Task brief>
The required answer is each line in the entries below where "sunny" occurs.

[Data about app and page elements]

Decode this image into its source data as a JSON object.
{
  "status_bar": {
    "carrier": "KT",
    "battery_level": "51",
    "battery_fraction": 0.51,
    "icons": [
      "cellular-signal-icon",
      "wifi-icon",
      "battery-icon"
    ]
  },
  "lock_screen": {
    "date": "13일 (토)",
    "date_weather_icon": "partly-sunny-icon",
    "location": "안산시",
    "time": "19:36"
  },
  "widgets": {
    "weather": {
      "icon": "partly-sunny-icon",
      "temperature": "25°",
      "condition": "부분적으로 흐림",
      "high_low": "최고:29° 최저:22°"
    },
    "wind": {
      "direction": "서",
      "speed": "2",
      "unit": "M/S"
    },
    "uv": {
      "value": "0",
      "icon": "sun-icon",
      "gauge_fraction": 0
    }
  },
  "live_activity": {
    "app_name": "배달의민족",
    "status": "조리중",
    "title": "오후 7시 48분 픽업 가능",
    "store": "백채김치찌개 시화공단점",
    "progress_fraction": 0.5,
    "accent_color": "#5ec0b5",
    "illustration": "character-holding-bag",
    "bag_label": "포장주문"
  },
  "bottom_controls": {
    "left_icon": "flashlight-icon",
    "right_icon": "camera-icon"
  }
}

Exercise solution>
    "date_weather_icon": "partly-sunny-icon",
      "icon": "partly-sunny-icon",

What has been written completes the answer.